An album that proves just how inventive Lidell can be.
Wendy Roby 2010
Jamie Lidell’s third album for Warp is not something you can listen to sitting down. It’s a mutating and thoroughly amiable record that uses funk and soul merely as a jumping-off point, before fidgeting off elsewhere. So let’s dismiss those “blue-eyed soul boy” clichés to the back of the lazy drawer.
Compass was written in a month and recorded between Beck’s Hudson Studios in LA and Feist's ranch, as well as bases in New York and Canada. Lidell’s co-conspirators here also include Gonzales, Chris Taylor of Grizzly Bear and Pat Sansone of Wilco. And maybe that’s why it feels like quite a skip from 2008’s Jim, and such a giant leap from his Warp debut, 2005’s Multiply. This time around, it seems Lidell is determined to take things further, by dirtying an (already messy) funk blueprint.
Album openers Completely Exposed – with its rumbling bass and propulsive beat-boxing – and Your Sweet Boom are characteristic of this messiness, with heavy distortion applied to Lidell’s vocals. Whereas it seems churlish to the point of humourless not see the cheek in She Needs Me. “I was hoping she’d let me in / For more than a cup of tea,” sings Jamie on this slow-mo’ lady-seducer. Meanwhile, The Ring has wonky keyboards that naturally remind you of Stevie Wonder circa Innervisions. But to focus on this sort of retro comparison would be to ignore all the brilliantly crazy stuff that’s also going on. Jamie Lidell is not Jamiroquai.

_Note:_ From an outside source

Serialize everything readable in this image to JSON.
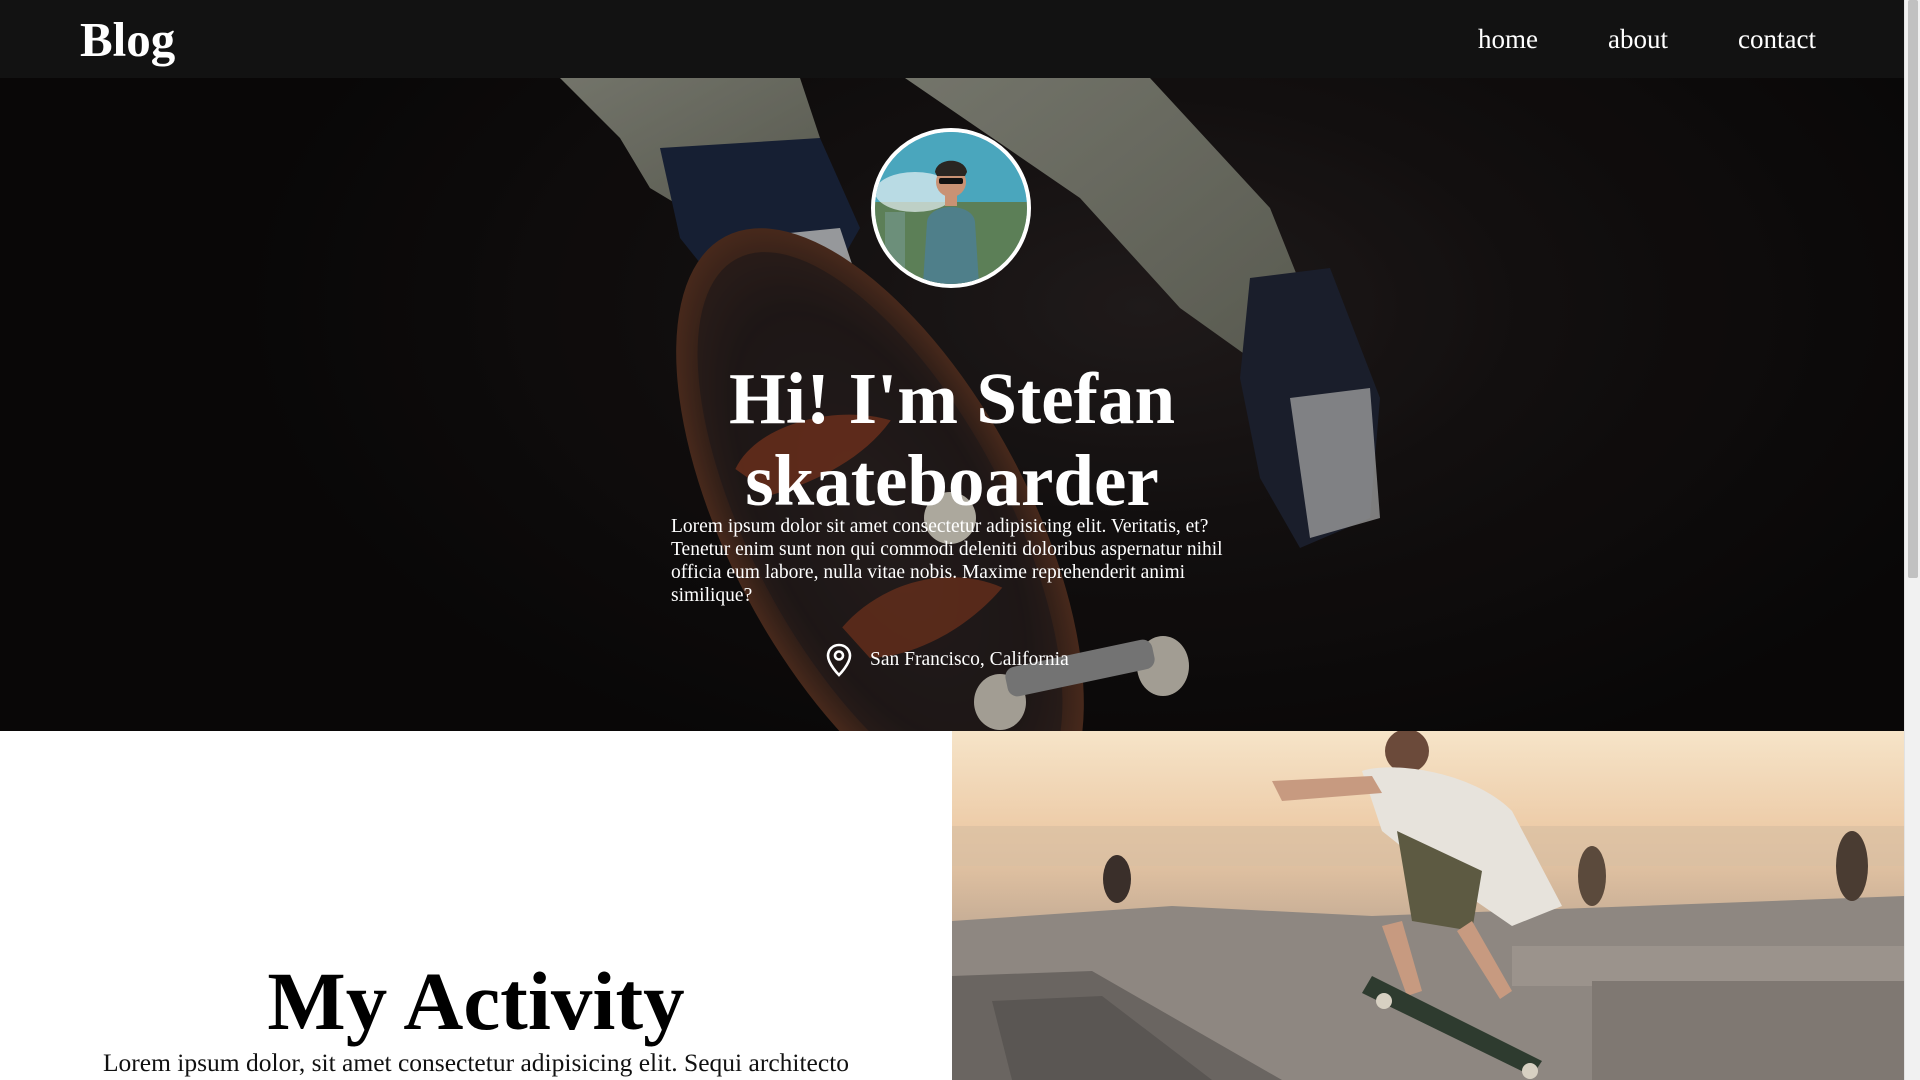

It’s a Kiss is squelchy, and you could argue lyrics like “When you’re speaking, I only see your lips” as sounding the tiniest bit “Shut up woman, and kiss me”. But it’s fun. And though Compass initially seems like the least interesting song on the album, that’s the beauty of the surprises in store. Easing into Morricone-style brass before morphing into a truly commendable, ramshackle mid-section, the sheer range of drum beats on the title track are extraordinary. It sounds as if it’s been captured in a huge hall with a school orchestra at one end and street drummers at the other, battling it out. Big Drift recalls Protection-era Massive Attack, with its dense, half-asleep atmospherics and – of all things – wind chimes.
The low-slung bass of Gypsy Blood sees Lidell use stadium riffs of the sort people who call their guitars “axes” might use. Coma Chameleon is also a highlight, with deliberately discordant, speaker-blowing brass. And it’s at this point you find yourself wishing to appropriate a phrase used to describe modern jazz, because it really does sound like “a fire in a zoo”. But in a good way.
At the end of Compass comes You See My Light, which – taken as closing hymn – nearly makes sense. But it’s a shame it sounds so smooth, when the rest of the album proves just how inventive Lidell can be.